(Stored items)
-*-*-

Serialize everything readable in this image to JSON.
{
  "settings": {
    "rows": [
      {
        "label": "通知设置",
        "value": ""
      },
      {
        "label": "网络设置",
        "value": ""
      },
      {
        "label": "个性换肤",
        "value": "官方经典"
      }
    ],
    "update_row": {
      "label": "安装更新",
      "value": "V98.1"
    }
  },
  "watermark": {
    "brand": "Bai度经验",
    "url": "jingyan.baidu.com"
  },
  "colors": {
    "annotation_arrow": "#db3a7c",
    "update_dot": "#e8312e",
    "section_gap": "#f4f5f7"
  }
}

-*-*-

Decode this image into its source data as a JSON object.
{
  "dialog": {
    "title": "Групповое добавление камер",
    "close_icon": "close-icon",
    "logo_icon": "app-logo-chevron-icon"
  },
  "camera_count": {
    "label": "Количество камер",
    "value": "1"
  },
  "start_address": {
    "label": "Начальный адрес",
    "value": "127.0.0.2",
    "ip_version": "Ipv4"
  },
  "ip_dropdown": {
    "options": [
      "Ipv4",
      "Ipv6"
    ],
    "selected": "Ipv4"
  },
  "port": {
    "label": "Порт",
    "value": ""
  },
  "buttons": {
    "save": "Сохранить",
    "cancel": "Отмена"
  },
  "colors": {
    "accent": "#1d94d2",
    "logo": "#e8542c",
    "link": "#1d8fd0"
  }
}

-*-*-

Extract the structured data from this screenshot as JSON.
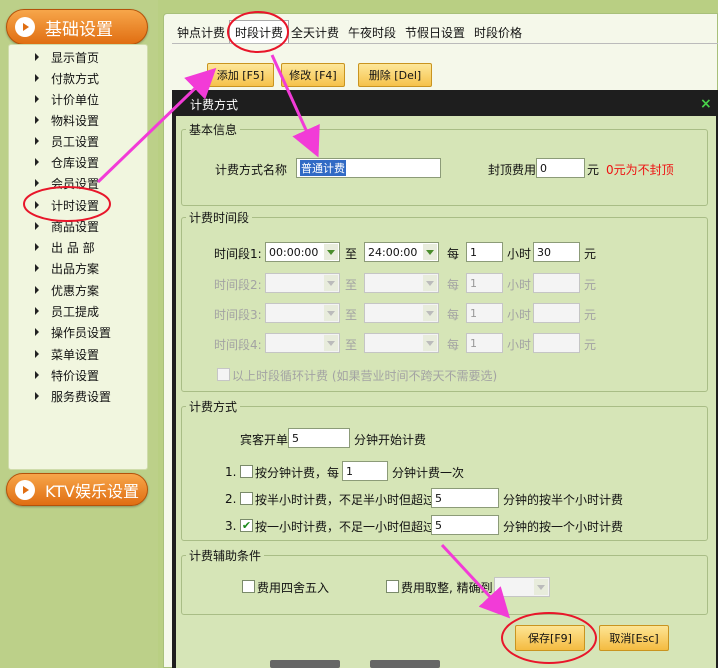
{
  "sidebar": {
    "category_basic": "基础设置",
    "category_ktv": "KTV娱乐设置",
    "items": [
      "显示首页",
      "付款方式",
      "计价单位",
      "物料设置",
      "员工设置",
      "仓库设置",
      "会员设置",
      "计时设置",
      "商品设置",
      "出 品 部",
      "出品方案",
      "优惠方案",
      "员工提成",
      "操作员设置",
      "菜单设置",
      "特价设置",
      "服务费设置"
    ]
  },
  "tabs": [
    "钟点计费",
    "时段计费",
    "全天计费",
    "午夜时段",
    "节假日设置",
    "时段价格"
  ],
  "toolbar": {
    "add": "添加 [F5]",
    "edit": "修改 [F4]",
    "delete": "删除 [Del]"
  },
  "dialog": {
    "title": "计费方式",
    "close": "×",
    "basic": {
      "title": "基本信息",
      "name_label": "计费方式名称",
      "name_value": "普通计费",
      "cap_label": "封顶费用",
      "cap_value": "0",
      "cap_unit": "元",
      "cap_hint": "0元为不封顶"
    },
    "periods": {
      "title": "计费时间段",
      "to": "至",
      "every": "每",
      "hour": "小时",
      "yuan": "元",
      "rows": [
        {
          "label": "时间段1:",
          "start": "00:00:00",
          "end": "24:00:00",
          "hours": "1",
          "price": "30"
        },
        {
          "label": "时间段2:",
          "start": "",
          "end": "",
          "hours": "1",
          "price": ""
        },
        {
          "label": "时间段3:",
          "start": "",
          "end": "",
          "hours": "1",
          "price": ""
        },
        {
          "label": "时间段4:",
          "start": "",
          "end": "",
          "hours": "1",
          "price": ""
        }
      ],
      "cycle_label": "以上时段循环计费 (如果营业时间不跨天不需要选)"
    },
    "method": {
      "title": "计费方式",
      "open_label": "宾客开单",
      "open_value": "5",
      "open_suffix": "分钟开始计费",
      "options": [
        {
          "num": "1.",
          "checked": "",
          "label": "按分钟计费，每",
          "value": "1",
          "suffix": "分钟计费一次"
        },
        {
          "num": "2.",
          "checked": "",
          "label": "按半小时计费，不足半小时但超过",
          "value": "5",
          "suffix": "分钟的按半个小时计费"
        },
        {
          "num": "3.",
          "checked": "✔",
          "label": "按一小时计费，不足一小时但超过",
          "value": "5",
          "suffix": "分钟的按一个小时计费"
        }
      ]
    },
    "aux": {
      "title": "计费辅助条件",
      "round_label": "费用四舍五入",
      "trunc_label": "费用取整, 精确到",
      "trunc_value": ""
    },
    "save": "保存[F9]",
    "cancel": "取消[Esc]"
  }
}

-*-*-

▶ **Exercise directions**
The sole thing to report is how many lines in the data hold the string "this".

▶ **Task answer**
3